Start of RECORDS SUPPLIED

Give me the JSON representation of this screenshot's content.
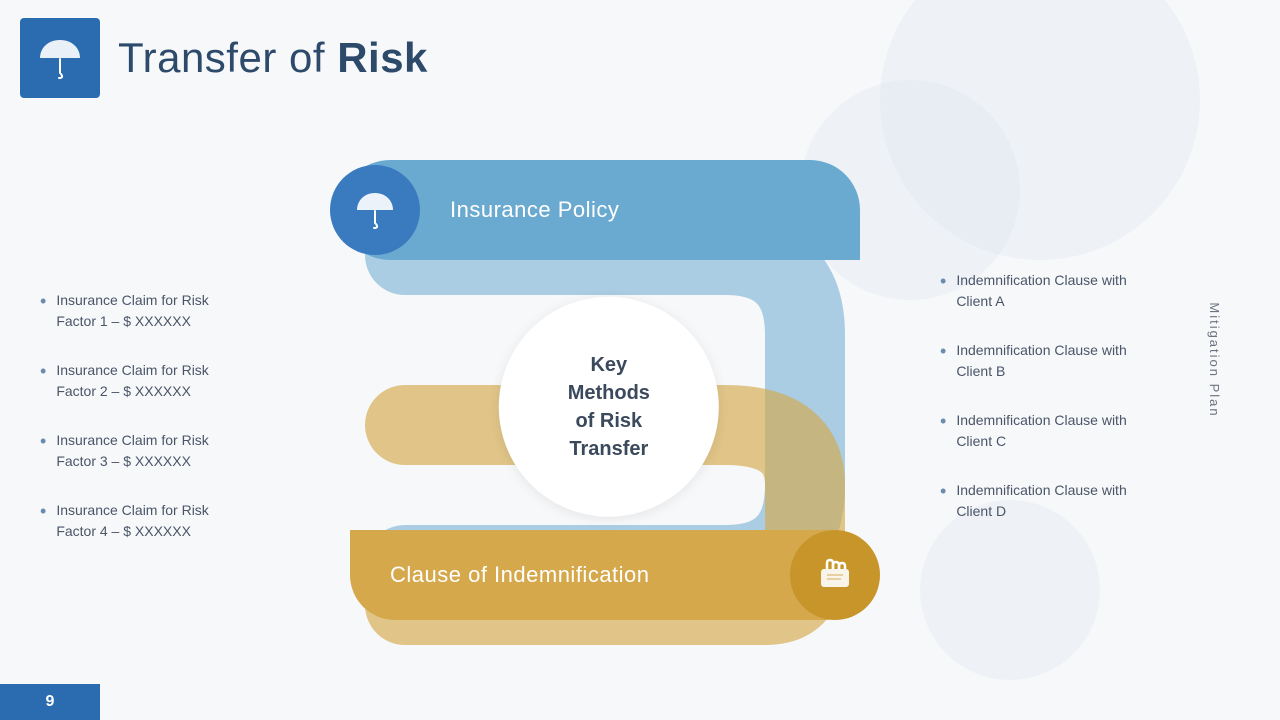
{
  "header": {
    "title_normal": "Transfer of ",
    "title_bold": "Risk",
    "icon": "umbrella"
  },
  "insurance_policy": {
    "label": "Insurance Policy",
    "icon": "umbrella"
  },
  "center_circle": {
    "line1": "Key",
    "line2": "Methods",
    "line3": "of Risk",
    "line4": "Transfer"
  },
  "indemnification": {
    "label": "Clause of Indemnification",
    "icon": "hand"
  },
  "left_bullets": {
    "items": [
      "Insurance Claim for Risk\nFactor 1 – $ XXXXXX",
      "Insurance Claim for Risk\nFactor 2 – $ XXXXXX",
      "Insurance Claim for Risk\nFactor 3 – $ XXXXXX",
      "Insurance Claim for Risk\nFactor 4 – $ XXXXXX"
    ]
  },
  "right_bullets": {
    "items": [
      "Indemnification Clause with\nClient A",
      "Indemnification Clause with\nClient B",
      "Indemnification Clause with\nClient C",
      "Indemnification Clause with\nClient D"
    ]
  },
  "side_label": "Mitigation Plan",
  "page_number": "9",
  "colors": {
    "blue_dark": "#2b6cb0",
    "blue_medium": "#6baad0",
    "gold": "#d4a84b",
    "text_dark": "#2d4a6b",
    "text_body": "#4a5568"
  }
}
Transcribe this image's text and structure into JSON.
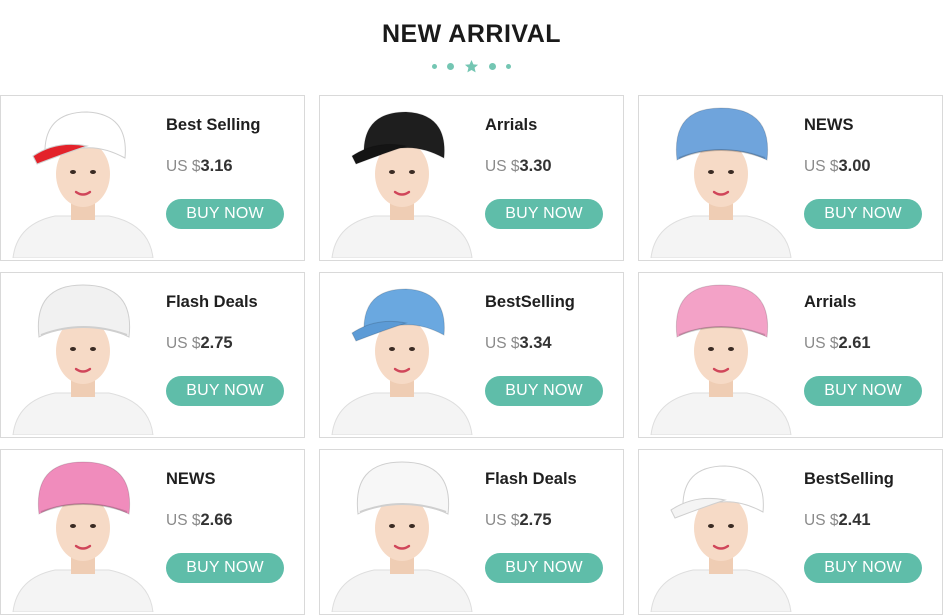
{
  "header": {
    "title": "NEW ARRIVAL"
  },
  "theme": {
    "accent": "#5fbda9"
  },
  "products": [
    {
      "name": "Best Selling",
      "currency": "US $",
      "price": "3.16",
      "button": "BUY NOW",
      "hat_color": "#ffffff",
      "visor_color": "#e3222a",
      "style": "visor"
    },
    {
      "name": "Arrials",
      "currency": "US $",
      "price": "3.30",
      "button": "BUY NOW",
      "hat_color": "#1e1e1e",
      "visor_color": "#141414",
      "style": "visor"
    },
    {
      "name": "NEWS",
      "currency": "US $",
      "price": "3.00",
      "button": "BUY NOW",
      "hat_color": "#6fa4dc",
      "visor_color": "",
      "style": "bouffant"
    },
    {
      "name": "Flash Deals",
      "currency": "US $",
      "price": "2.75",
      "button": "BUY NOW",
      "hat_color": "#f1f1f1",
      "visor_color": "",
      "style": "bouffant"
    },
    {
      "name": "BestSelling",
      "currency": "US $",
      "price": "3.34",
      "button": "BUY NOW",
      "hat_color": "#6aa8e0",
      "visor_color": "#5c9bd6",
      "style": "visor"
    },
    {
      "name": "Arrials",
      "currency": "US $",
      "price": "2.61",
      "button": "BUY NOW",
      "hat_color": "#f3a2c7",
      "visor_color": "",
      "style": "bouffant"
    },
    {
      "name": "NEWS",
      "currency": "US $",
      "price": "2.66",
      "button": "BUY NOW",
      "hat_color": "#f08cbc",
      "visor_color": "",
      "style": "bouffant"
    },
    {
      "name": "Flash Deals",
      "currency": "US $",
      "price": "2.75",
      "button": "BUY NOW",
      "hat_color": "#f7f7f7",
      "visor_color": "",
      "style": "bouffant"
    },
    {
      "name": "BestSelling",
      "currency": "US $",
      "price": "2.41",
      "button": "BUY NOW",
      "hat_color": "#ffffff",
      "visor_color": "#f4f4f4",
      "style": "visor"
    }
  ]
}
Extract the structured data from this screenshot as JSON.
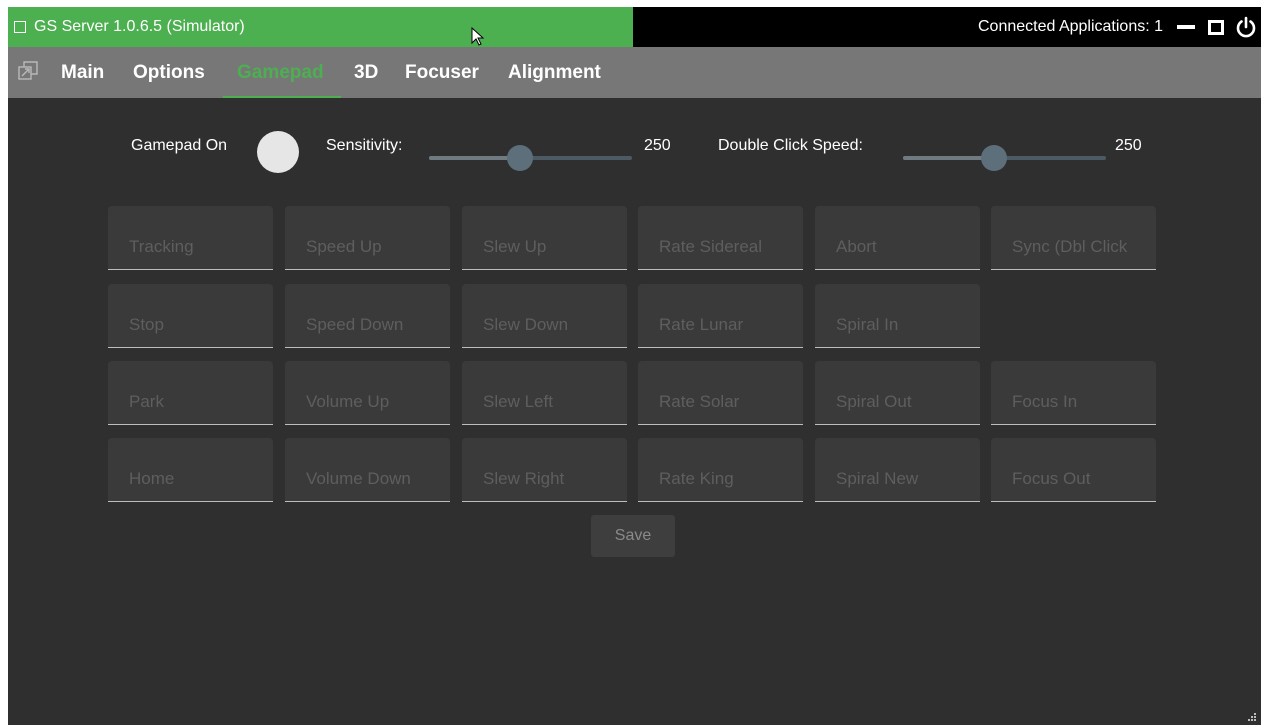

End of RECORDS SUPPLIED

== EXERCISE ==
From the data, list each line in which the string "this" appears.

== EXERCISE ANSWER ==
Give me the JSON representation of this screenshot's content.
Transcribe this image's text and structure into JSON.
Extract the structured data from this screenshot as JSON.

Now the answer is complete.